Many parents are uncomfortable with the idea of talking to their children about sex in any form. Yet failing to talk to your kids about appropriate and inappropriate touch can actually make them more vulnerable to sexual predators.
According to the National Sexual Violence Resource Center, 1 in 4 girls and 1 in 6 boys will be sexually abused by age 18. The majority (93%) of perpetrators of child sexual abuse are known to the victim. These statistics show why it is so critical to have these conversations with your children. Talking about these issues can actually make your kids feel more comfortable coming to you if they do have a problem.
Summer is the perfect time to start this conversation, as it is a time when children tend to have more freedom, and are around other adults in different situations than they otherwise would be during the school year. For younger kids, it is also a good way to introduce a simple rule: anything covered by a bathing suit is considered a private part. Here are some other tips to help guide your conversation:
Use basic, anatomically correct language
Give examples of appropriate and inappropriate touch. For example, changing a baby’s diaper or a doctor giving a checkup would be considered an appropriate touch, while someone touching their private part against their will would be an inappropriate touch.
Give them a strategy of what to do if anything makes them uncomfortable, such as telling a parent or other trusted adult.
Emphasize that there are no secrets from parents or the trusted adult. Secrets are often used by predators to manipulate kids. Let your child know that if someone wants them to keep a secret from a parent or trusted adult, that they should not keep that secret.

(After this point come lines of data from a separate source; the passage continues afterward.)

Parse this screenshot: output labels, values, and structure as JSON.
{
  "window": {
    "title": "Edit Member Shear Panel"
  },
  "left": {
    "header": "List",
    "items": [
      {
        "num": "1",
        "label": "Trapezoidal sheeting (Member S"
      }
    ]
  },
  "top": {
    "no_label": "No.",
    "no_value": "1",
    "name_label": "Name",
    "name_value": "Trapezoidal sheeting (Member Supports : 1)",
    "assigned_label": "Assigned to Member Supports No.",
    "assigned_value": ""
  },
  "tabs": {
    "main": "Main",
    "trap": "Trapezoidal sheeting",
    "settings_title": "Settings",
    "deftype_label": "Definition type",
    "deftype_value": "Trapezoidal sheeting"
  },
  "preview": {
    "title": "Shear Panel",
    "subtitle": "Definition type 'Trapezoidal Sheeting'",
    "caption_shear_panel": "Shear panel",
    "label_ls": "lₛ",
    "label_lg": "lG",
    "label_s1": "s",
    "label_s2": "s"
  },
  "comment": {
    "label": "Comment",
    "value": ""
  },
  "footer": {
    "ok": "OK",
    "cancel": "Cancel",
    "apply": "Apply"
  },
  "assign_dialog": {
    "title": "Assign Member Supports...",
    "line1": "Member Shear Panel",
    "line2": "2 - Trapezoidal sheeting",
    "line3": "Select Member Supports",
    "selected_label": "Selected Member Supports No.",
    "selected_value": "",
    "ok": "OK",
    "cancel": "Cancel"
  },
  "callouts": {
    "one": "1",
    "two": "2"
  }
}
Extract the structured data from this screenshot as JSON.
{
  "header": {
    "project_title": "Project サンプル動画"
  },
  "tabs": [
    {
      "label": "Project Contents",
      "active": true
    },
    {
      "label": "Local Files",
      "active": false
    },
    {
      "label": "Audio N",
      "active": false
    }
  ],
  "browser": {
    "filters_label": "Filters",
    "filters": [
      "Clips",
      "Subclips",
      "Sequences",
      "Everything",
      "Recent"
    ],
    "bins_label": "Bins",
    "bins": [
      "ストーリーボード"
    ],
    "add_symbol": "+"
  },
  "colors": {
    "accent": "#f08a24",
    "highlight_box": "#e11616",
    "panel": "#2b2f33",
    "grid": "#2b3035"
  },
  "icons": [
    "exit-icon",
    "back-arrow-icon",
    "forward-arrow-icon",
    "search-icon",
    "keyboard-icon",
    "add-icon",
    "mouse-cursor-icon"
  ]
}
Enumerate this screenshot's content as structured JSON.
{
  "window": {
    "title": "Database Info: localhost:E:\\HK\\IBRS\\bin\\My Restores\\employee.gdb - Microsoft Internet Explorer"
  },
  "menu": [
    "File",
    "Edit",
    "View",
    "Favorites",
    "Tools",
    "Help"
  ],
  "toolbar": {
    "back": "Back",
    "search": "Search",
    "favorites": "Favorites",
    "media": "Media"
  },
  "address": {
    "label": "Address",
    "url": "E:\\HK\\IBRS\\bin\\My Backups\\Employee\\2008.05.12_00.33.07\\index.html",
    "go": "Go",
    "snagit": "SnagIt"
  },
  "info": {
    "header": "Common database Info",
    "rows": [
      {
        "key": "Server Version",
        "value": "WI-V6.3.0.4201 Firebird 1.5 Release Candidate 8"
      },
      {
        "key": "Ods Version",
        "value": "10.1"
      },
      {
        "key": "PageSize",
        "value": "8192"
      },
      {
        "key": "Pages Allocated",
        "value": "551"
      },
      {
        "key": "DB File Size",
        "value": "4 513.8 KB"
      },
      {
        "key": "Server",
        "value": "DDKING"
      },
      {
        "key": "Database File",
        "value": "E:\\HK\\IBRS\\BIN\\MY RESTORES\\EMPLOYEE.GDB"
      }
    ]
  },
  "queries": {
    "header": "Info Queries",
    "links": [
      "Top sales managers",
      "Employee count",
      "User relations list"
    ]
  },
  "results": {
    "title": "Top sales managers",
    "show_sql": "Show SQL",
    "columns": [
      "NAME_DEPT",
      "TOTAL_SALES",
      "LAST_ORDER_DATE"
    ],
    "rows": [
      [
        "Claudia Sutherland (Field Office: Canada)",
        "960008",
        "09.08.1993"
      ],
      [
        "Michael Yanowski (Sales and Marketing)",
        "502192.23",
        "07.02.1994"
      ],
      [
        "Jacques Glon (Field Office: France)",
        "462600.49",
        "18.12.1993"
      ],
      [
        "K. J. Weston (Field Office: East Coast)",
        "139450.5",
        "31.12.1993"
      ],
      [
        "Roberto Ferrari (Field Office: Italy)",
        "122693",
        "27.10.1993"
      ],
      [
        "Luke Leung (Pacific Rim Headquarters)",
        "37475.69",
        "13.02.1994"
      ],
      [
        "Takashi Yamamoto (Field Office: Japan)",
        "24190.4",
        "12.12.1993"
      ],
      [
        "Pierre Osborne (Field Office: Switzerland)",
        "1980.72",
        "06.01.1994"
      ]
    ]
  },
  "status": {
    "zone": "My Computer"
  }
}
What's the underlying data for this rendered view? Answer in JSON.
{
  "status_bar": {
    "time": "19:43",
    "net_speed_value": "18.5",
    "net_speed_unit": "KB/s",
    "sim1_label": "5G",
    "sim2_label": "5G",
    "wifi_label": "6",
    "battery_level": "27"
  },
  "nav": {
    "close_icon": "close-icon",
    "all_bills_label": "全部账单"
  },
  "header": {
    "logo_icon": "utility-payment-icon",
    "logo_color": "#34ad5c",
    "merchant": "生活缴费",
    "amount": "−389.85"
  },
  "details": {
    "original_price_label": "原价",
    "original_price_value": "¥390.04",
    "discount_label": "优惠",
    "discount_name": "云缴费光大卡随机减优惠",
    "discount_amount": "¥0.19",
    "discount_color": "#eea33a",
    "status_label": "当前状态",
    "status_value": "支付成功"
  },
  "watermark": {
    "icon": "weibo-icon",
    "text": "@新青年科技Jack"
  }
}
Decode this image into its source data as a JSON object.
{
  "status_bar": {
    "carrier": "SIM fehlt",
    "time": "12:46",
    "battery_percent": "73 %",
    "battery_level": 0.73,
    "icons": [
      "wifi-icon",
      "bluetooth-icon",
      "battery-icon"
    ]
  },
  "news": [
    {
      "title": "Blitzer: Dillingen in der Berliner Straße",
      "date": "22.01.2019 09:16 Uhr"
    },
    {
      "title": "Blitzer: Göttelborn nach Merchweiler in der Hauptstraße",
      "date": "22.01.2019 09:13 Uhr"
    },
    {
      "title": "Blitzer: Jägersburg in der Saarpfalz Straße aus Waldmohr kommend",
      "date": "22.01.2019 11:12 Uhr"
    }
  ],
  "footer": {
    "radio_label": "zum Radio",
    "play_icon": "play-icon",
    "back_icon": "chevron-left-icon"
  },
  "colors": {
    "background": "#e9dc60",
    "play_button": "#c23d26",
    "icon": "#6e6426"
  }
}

Validate their feelings. Make sure that your children know that they can trust their instincts, and that you will respect how they are feeling. That will make them feel comfortable coming to you if they are being abused.
Make sure that your kids know that it’s OK to say “no” to touches that are unwelcome (other than touches that are necessary for health or safety reasons), and that you will support them in their decision. For example, if Great Aunt Sally wants a kiss or a hug, don’t force your child if he or she is unwilling to give a kiss or a hug. Empower your child to say no, and support them in that choice.
Blackburn Center offers a variety of resources for parents who want to talk to their kids about subjects like sexual abuse, teen dating violence, bullying, and other topics. Visit our For Parents page to learn more. If you would like to schedule a free training or education program for group, including one geared towards children, you can contact our office here.
Talking to your kids about sexual abuse can be difficult, but it is an important step in protecting them from this type of abuse. Empowering kids with knowledge and making them feel comfortable talking to their parents about adults and other kids who may be harming them can be critical in stopping predators.
Children and Abuse
Training and Education